Matt Olmstead: “That is a big turning point for the show, for the character, for the Casey character. You can’t be an active duty firefighter while pregnant and so she goes to work for Arson Investigation. And Severide had kind of helped there a little bit in the past. He was recruited to work there. His dad, Benny, had worked there so it’s kind of in the blood a little bit. He had shown an aptitude towards it and so had Dawson when they both investigated the Shay death/arson, and so it’s already in her wheelhouse. There are already connections there so it’s a pretty easy move for her, though jarring because she’s away from her extended family. She’s away from the adrenaline of being a firefighter which she really wanted to be and was intending on doing it for many, many years.

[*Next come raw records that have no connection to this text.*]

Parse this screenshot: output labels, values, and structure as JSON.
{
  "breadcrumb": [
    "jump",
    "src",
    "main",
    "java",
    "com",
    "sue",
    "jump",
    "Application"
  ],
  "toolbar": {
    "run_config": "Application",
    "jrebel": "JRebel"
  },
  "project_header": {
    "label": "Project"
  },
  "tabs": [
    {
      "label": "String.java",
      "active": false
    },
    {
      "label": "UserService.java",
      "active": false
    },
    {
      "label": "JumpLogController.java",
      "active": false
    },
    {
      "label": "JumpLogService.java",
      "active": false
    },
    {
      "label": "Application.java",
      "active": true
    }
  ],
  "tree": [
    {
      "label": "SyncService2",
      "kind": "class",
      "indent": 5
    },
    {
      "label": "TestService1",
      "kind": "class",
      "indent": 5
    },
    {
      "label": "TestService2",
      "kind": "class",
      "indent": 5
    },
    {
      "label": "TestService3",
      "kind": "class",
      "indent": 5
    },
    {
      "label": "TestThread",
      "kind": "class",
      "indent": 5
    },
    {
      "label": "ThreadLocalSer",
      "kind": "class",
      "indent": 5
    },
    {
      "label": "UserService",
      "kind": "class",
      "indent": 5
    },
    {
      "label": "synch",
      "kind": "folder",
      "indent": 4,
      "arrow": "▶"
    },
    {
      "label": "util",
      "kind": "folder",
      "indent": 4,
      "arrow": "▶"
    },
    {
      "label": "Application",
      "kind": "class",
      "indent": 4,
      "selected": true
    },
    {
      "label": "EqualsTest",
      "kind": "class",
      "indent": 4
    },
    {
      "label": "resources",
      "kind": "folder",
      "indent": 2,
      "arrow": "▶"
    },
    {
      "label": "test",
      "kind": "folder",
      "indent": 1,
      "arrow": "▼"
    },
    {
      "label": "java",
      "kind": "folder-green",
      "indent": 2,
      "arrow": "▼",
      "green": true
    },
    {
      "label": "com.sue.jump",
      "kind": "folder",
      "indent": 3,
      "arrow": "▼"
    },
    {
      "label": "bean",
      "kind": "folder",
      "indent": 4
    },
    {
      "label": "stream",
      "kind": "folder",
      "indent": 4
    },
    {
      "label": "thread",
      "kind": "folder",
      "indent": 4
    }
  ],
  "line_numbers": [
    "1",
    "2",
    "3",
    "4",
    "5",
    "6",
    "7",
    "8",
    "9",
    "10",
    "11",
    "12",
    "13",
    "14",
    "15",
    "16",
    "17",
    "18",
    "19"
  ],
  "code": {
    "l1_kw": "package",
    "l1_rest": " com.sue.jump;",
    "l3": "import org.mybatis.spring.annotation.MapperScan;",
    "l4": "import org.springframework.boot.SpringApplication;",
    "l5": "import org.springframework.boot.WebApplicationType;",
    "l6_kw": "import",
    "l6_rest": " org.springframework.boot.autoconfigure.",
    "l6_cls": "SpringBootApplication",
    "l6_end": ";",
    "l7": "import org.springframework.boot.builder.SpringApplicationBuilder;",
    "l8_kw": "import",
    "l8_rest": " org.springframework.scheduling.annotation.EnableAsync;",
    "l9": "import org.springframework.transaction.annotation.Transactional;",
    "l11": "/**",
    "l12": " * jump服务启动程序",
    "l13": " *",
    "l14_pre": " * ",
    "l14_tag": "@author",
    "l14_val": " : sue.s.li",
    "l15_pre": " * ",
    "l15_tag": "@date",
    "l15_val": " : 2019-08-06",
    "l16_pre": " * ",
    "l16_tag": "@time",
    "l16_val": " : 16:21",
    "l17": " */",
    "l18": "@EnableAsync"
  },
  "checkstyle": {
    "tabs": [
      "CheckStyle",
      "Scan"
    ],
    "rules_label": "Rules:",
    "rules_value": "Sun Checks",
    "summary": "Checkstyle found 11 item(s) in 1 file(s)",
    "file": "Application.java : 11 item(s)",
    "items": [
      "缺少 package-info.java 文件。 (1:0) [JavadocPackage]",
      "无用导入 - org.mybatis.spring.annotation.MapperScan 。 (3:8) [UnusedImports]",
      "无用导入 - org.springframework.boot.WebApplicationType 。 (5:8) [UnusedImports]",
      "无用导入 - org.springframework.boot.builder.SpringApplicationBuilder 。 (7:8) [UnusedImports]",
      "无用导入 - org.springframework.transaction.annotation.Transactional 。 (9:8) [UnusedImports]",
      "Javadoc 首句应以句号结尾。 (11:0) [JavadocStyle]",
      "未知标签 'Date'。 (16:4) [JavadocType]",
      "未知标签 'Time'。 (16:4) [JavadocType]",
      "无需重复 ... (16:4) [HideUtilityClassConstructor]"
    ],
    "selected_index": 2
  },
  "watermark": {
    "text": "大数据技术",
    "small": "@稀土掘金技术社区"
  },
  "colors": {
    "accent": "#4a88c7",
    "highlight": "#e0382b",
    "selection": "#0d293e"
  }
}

It’s at once a step down and a step up because fairly quickly she is in charge of investigating an arson that 51 responded to and 51 is in hot water for. She has a lot on the line in terms of investigating this arson to see if she can essentially clear the name of 51. But arson, as it’s been pointed on the show and in reality, is difficult to prove. It’s a slower process than perhaps 51 would care for but she is doing the best she can. So, yes, she transfers over to Arson Investigation and does that.”

How does Severide’s demotion affect his relationship with his peers and his superiors as well?

Matt Olmstead: “Actually it’s a pretty cool storyline and going back to a question that was posed earlier about that, that was a Dick idea in terms of how to shake things up. Because, just to go back to the question a little bit to inform this question that you really do have to be vigilant, storytelling wise. There is an old tip that was brought up by a screenwriter many, many years ago to me who said you can’t have your story turn into village of the happy people. If you take your eye off the ball, all of the sudden everybody kind of gets along. Everybody is friends and then you’re like, ‘Oh sh*t, where did all the conflict go?’ And maybe it’s too late, hopefully it’s not too late.

There was this assessment at the beginning of the season how to bring in some conflict that is natural, that is organic. That’s real world for firefighters. And we looked at Severide’s track record and you start to add up the people who’ve rotated through the squad, friends, not friends and that becomes a black mark on his record. That’s why he gets dinged. And for Severide in particular, it’s great because he has to when he’s demoted it’s humiliating. His approach to it is, ‘I can either do what I’ve always done in life and in relationships which is just breeze on out of here and go to the next girlfriend, or the next town, or the next job, or the next whatever which I’m good at. Or am I at the place in my life and is this house worth fighting for and sticking around with to suck it up and work my way back. And, also, is there a part of me that admits that maybe they’re right in a way? Maybe I am too aloof as a manager, a leader. Maybe I can get better at it.’ So he has to step down and work for somebody else for a while in hopes of one day getting his lieutenantship back and take over a squad. So, it really throws him in the deep end.”